Still, the company is making money. Revenue was $20.5 billion while net profit was $3.8 billion. Microsoft also saw growth from its Surface segment, which grew by $1.1 billion over the past three months. That's up 61 percent year-over-year. The company credited the surge in Surface sales to the Surface Pro 4 and the Surface Book, but there's no word in its report exactly how many of those tablet computers it sold. Windows OEM revenue dipped by only 2 percent, which outperforms the PC market.
Microsoft is also seeing some gains in its non-Windows related businesses, like Office, Azure and other cloud-based endeavors. Office revenue went up by 7 percent in the commercial sector and 6 percent in the consumer sector, thanks in part to growth in Office 365 adoption. Indeed, Office 365 itself experienced a huge growth, with a jump of 22.2 million consumer subscribers. Azure revenue grew by a whopping 120 percent.
In fact, CEO Satya Nadella's decision to push Microsoft's ambitions in the cloud may have saved the company from trouble ahead as it should be able to eke out a living for itself while other PC businesses flounder. For instance, Intel, which makes the bulk of its money with chips for PCs, is having to cut 11 percent of its workforce since the PC market is dying so rapidly.
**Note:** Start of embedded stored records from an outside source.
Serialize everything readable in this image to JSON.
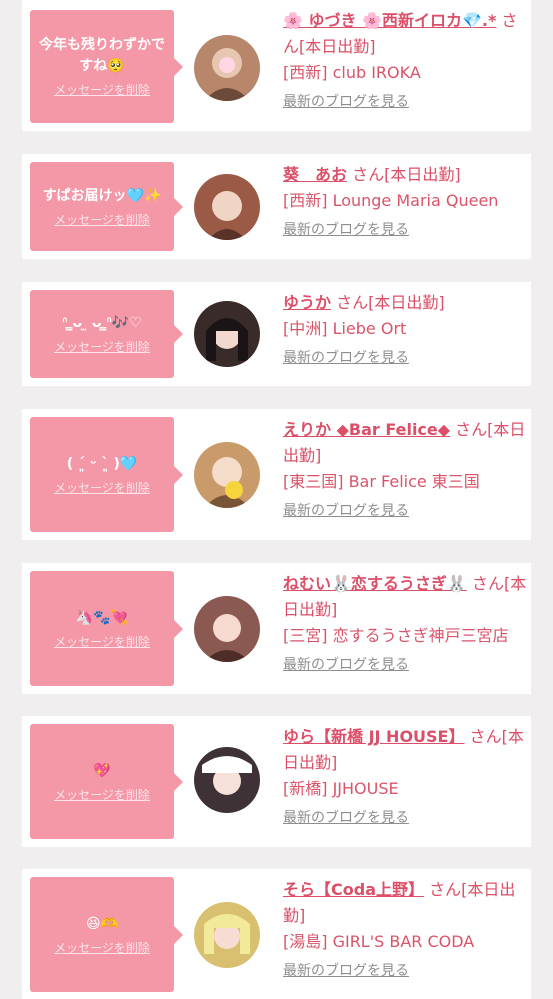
{
  "entries": [
    {
      "message": "今年も残りわずかですね🥺",
      "delete": "メッセージを削除",
      "name": "🌸 ゆづき 🌸西新イロカ💎.*",
      "suffix": " さん[本日出勤]",
      "shop": "[西新] club IROKA",
      "blog": "最新のブログを見る",
      "avatar_color": "#b8866a"
    },
    {
      "message": "すぱお届けッ🩵✨",
      "delete": "メッセージを削除",
      "name": "葵　あお",
      "suffix": " さん[本日出勤]",
      "shop": "[西新] Lounge Maria Queen",
      "blog": "最新のブログを見る",
      "avatar_color": "#9a5a46"
    },
    {
      "message": "ᐢ ̳ᴗ ̫ ᴗ ̳ᐢ🎶♡",
      "delete": "メッセージを削除",
      "name": "ゆうか",
      "suffix": " さん[本日出勤]",
      "shop": "[中洲] Liebe Ort",
      "blog": "最新のブログを見る",
      "avatar_color": "#3a2b2b"
    },
    {
      "message": "( ´͈ ᵕ `͈ )🩵",
      "delete": "メッセージを削除",
      "name": "えりか ◆Bar Felice◆",
      "suffix": " さん[本日出勤]",
      "shop": "[東三国] Bar Felice 東三国",
      "blog": "最新のブログを見る",
      "avatar_color": "#c99a6a"
    },
    {
      "message": "🦄🐾💘",
      "delete": "メッセージを削除",
      "name": "ねむい🐰恋するうさぎ🐰",
      "suffix": " さん[本日出勤]",
      "shop": "[三宮] 恋するうさぎ神戸三宮店",
      "blog": "最新のブログを見る",
      "avatar_color": "#8a5a52"
    },
    {
      "message": "💖",
      "delete": "メッセージを削除",
      "name": "ゆら【新橋 JJ HOUSE】",
      "suffix": " さん[本日出勤]",
      "shop": "[新橋] JJHOUSE",
      "blog": "最新のブログを見る",
      "avatar_color": "#3e3236"
    },
    {
      "message": "😆🫶",
      "delete": "メッセージを削除",
      "name": "そら【Coda上野】",
      "suffix": " さん[本日出勤]",
      "shop": "[湯島] GIRL'S BAR CODA",
      "blog": "最新のブログを見る",
      "avatar_color": "#d9c070"
    }
  ]
}
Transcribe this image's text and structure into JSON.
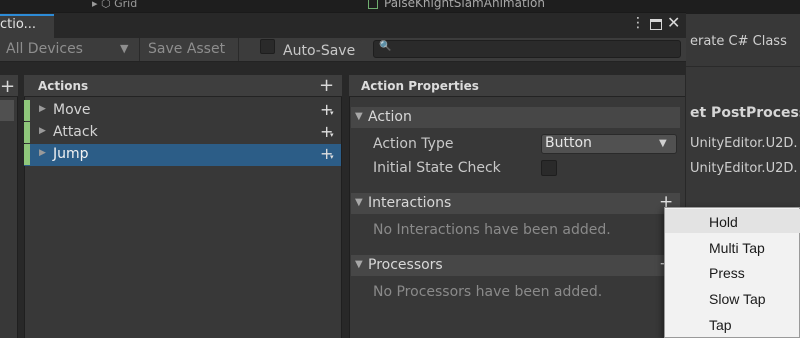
{
  "background": {
    "tree_item": "Grid",
    "animation_item": "PalseKnightSlamAnimation",
    "generate_csharp": "erate C# Class",
    "postprocess_title": "et PostProcesso",
    "unity_line1": "UnityEditor.U2D.",
    "unity_line2": "UnityEditor.U2D."
  },
  "window": {
    "tab_title": "ctio...",
    "menu_icon": "⋮",
    "close_icon": "✕"
  },
  "toolbar": {
    "devices_label": "All Devices",
    "devices_arrow": "▼",
    "save_asset_label": "Save Asset",
    "autosave_label": "Auto-Save",
    "search_icon": "🔍",
    "search_value": ""
  },
  "action_maps": {
    "add_icon": "+"
  },
  "actions": {
    "title": "Actions",
    "add_icon": "+",
    "items": [
      {
        "label": "Move",
        "selected": false
      },
      {
        "label": "Attack",
        "selected": false
      },
      {
        "label": "Jump",
        "selected": true
      }
    ],
    "row_add_icon": "+",
    "row_add_dropdown": "▾",
    "expand_icon": "▶",
    "stripe_color": "#8fc77b",
    "selection_color": "#2c5d87"
  },
  "properties": {
    "title": "Action Properties",
    "collapse_icon": "▼",
    "action_section": "Action",
    "action_type_label": "Action Type",
    "action_type_value": "Button",
    "action_type_arrow": "▼",
    "initial_state_label": "Initial State Check",
    "interactions_section": "Interactions",
    "interactions_add": "+",
    "interactions_empty": "No Interactions have been added.",
    "processors_section": "Processors",
    "processors_add": "+",
    "processors_empty": "No Processors have been added."
  },
  "dropdown_menu": {
    "items": [
      "Hold",
      "Multi Tap",
      "Press",
      "Slow Tap",
      "Tap"
    ],
    "highlighted": "Hold"
  }
}
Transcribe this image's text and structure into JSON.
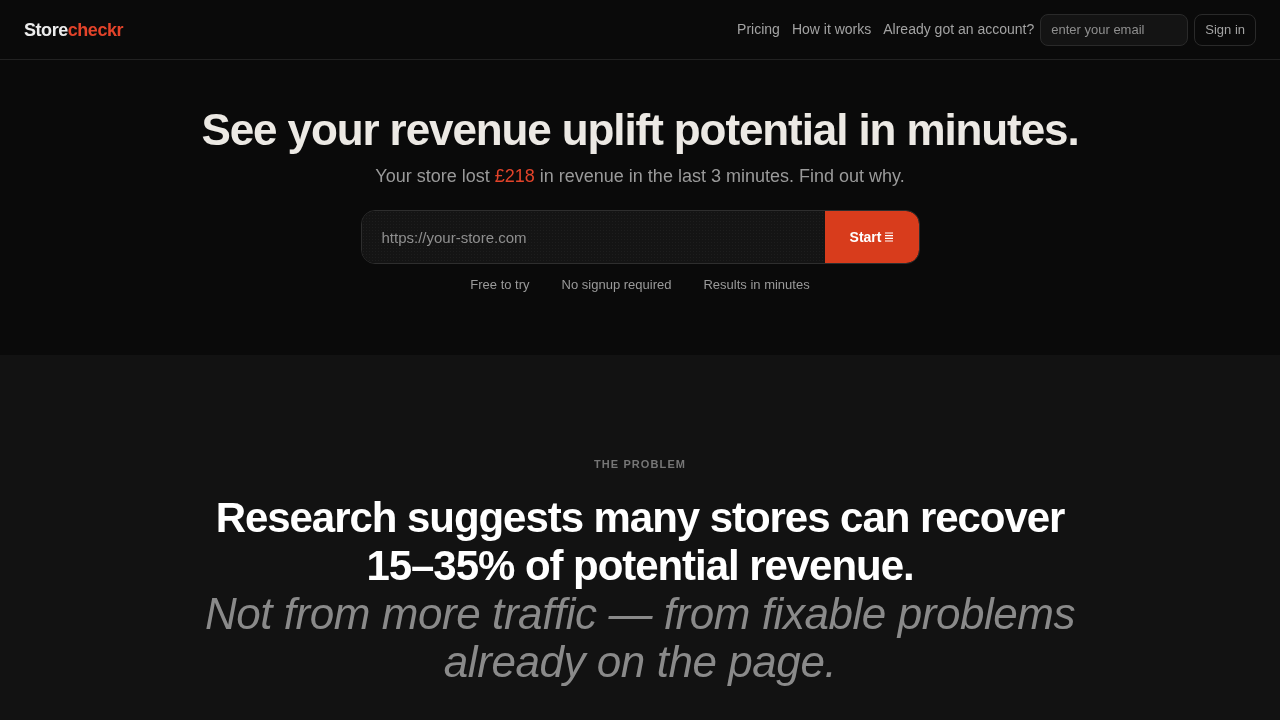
{
  "nav": {
    "logo": {
      "first": "Store",
      "second": "checkr"
    },
    "links": [
      "Pricing",
      "How it works"
    ],
    "account_prompt": "Already got an account?",
    "email_field": {
      "placeholder": "enter your email"
    },
    "sign_in_button": "Sign in"
  },
  "hero": {
    "title": "See your revenue uplift potential in minutes.",
    "subtitle": {
      "before": "Your store lost",
      "amount": "£218",
      "after": "in revenue in the last 3 minutes. Find out why."
    },
    "url_field": {
      "placeholder": "https://your-store.com"
    },
    "start_button": "Start",
    "features": [
      "Free to try",
      "No signup required",
      "Results in minutes"
    ]
  },
  "problem": {
    "eyebrow": "THE PROBLEM",
    "heading": "Research suggests many stores can recover 15–35% of potential revenue.",
    "subheading": "Not from more traffic — from fixable problems already on the page."
  }
}
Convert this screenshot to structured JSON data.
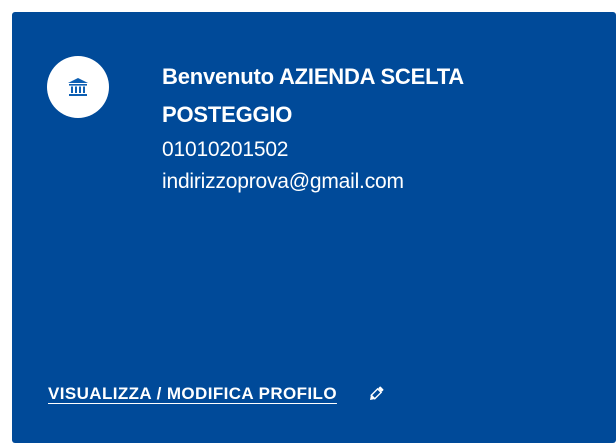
{
  "colors": {
    "card_background": "#004a99",
    "text": "#ffffff",
    "icon_accent": "#0d5fb3"
  },
  "user": {
    "avatar_icon": "bank-building-icon",
    "welcome_prefix": "Benvenuto",
    "company_name_line1": "AZIENDA SCELTA",
    "company_name_line2": "POSTEGGIO",
    "code": "01010201502",
    "email": "indirizzoprova@gmail.com"
  },
  "profile_link": {
    "label": "VISUALIZZA / MODIFICA PROFILO",
    "icon": "pencil-icon"
  }
}
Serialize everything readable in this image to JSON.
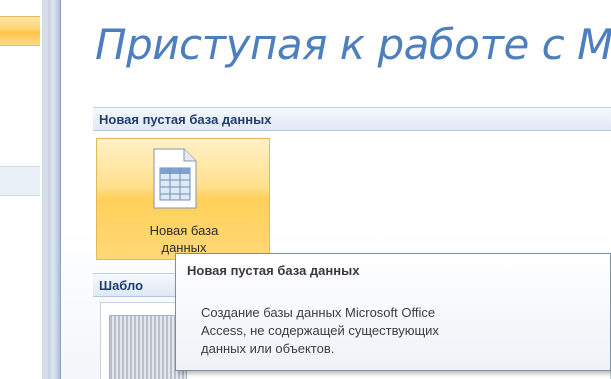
{
  "main": {
    "title": "Приступая к работе с M"
  },
  "blank_db": {
    "section_title": "Новая пустая база данных",
    "tile_label": "Новая база\nданных"
  },
  "templates": {
    "section_title": "Шабло"
  },
  "tooltip": {
    "title": "Новая пустая база данных",
    "body": "Создание базы данных Microsoft Office\nAccess, не содержащей существующих\nданных или объектов."
  },
  "icons": {
    "tile_icon": "blank-database-table-icon"
  },
  "colors": {
    "title": "#4d7fbf",
    "section_header_text": "#1e3e6e",
    "tile_highlight": "#ffd05a",
    "tooltip_border": "#7f8ea5"
  }
}
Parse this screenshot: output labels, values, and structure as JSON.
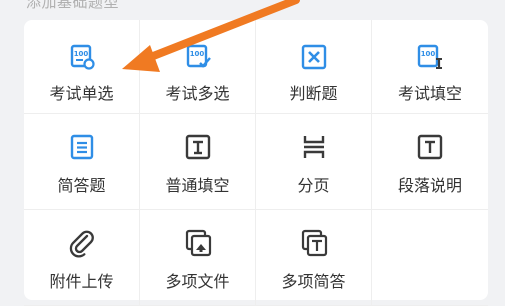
{
  "section_title": "添加基础题型",
  "colors": {
    "blue": "#2f8ee6",
    "dark": "#3a3a3a",
    "arrow": "#f07a22"
  },
  "tiles": [
    {
      "label": "考试单选",
      "icon": "exam-single-choice-icon"
    },
    {
      "label": "考试多选",
      "icon": "exam-multi-choice-icon"
    },
    {
      "label": "判断题",
      "icon": "true-false-icon"
    },
    {
      "label": "考试填空",
      "icon": "exam-fill-blank-icon"
    },
    {
      "label": "简答题",
      "icon": "short-answer-icon"
    },
    {
      "label": "普通填空",
      "icon": "fill-blank-icon"
    },
    {
      "label": "分页",
      "icon": "page-break-icon"
    },
    {
      "label": "段落说明",
      "icon": "paragraph-note-icon"
    },
    {
      "label": "附件上传",
      "icon": "attachment-upload-icon"
    },
    {
      "label": "多项文件",
      "icon": "multi-file-icon"
    },
    {
      "label": "多项简答",
      "icon": "multi-short-answer-icon"
    }
  ]
}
The company also reported that Xbox Live monthly active users has grown by 26 percent year-over-year to 46 million people, and that search advertising revenue has gone up by 18 percent.